Whatever your style, remember it’s your system. An advantage to reviewing at the end of each writing day is that it allows you to catch potential problem areas before they multiply and affect other chapters. Making revisions as you catch them will definitely improve the manuscript
There are authors who say they review the manuscript only after it’s done, because revising as they go could mean never finishing it. If that works for them, it becomes their system. But, if that doesn’t work for you, here is another alternative. Consider placing a limit on how many times you edit while working toward a complete manuscript. Try limiting it to one or two passes, then on to the next chapter. Bear in mind that without a finished draft you haven’t reached the first plateau on the way to publication. There will be more opportunities to revise once the manuscript is finished.
Pros and cons
There is definitely merit to being able to read a full story and zero in on necessary changes. That way you are immersed in the zone as the whole tale unfolds. However, reviewing a few chapters at a time often saves editing or revision nightmares later. The earlier in the process errors are caught, the less the chance of possible problems when subsequent chapters are written.

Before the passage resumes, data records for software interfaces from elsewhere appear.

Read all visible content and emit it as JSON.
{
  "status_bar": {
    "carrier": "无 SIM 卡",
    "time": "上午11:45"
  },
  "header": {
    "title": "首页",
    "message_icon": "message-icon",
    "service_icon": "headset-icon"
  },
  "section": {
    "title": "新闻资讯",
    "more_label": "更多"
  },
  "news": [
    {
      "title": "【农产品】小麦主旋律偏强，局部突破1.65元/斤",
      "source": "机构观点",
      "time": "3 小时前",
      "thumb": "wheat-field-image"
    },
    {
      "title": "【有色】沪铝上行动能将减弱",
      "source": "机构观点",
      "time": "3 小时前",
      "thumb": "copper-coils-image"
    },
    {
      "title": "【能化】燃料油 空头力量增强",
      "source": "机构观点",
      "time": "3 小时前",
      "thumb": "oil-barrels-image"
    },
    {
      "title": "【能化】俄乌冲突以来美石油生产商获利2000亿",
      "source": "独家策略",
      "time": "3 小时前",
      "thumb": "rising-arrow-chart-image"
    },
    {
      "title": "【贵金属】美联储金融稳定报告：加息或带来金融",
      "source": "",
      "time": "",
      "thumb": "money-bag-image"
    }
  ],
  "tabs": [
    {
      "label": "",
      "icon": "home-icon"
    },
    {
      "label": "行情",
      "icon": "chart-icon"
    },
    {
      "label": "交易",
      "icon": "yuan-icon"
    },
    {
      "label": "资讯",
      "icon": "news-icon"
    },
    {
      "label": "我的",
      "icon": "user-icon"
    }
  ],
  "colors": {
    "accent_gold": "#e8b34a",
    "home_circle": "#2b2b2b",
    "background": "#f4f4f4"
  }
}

What might pop out at you after you’ve made what you thought were final revisions
It’s not a bad idea to swing through what you’re submitting one more time before you put it in the envelope the first time or hit send. If you have received many rejections, maybe there is something in the beginning that screams "reject me." A few edits or revisions could be the difference between being published and not.
Award-winning author Morgan St. James is the author of twelve books, multiple short stories and over 500 published articles. She frequently gives talks or workshops at writers groups and conferences and publishes the bi-monthly eZine Writers’ Tricks of the Trade. New books releasing in October 2013 are La Bella Mafia, a shocking but inspirational story of abuse, gangs and giving back co-authored with Dennis N. Griffin as told by Bella Capo and Betrayed, a work of fiction involving kidnapping, rape and being left dead inspired by true events.
For more information and where to buy all of Morgan’s books, visit www.morganstjames-author.com.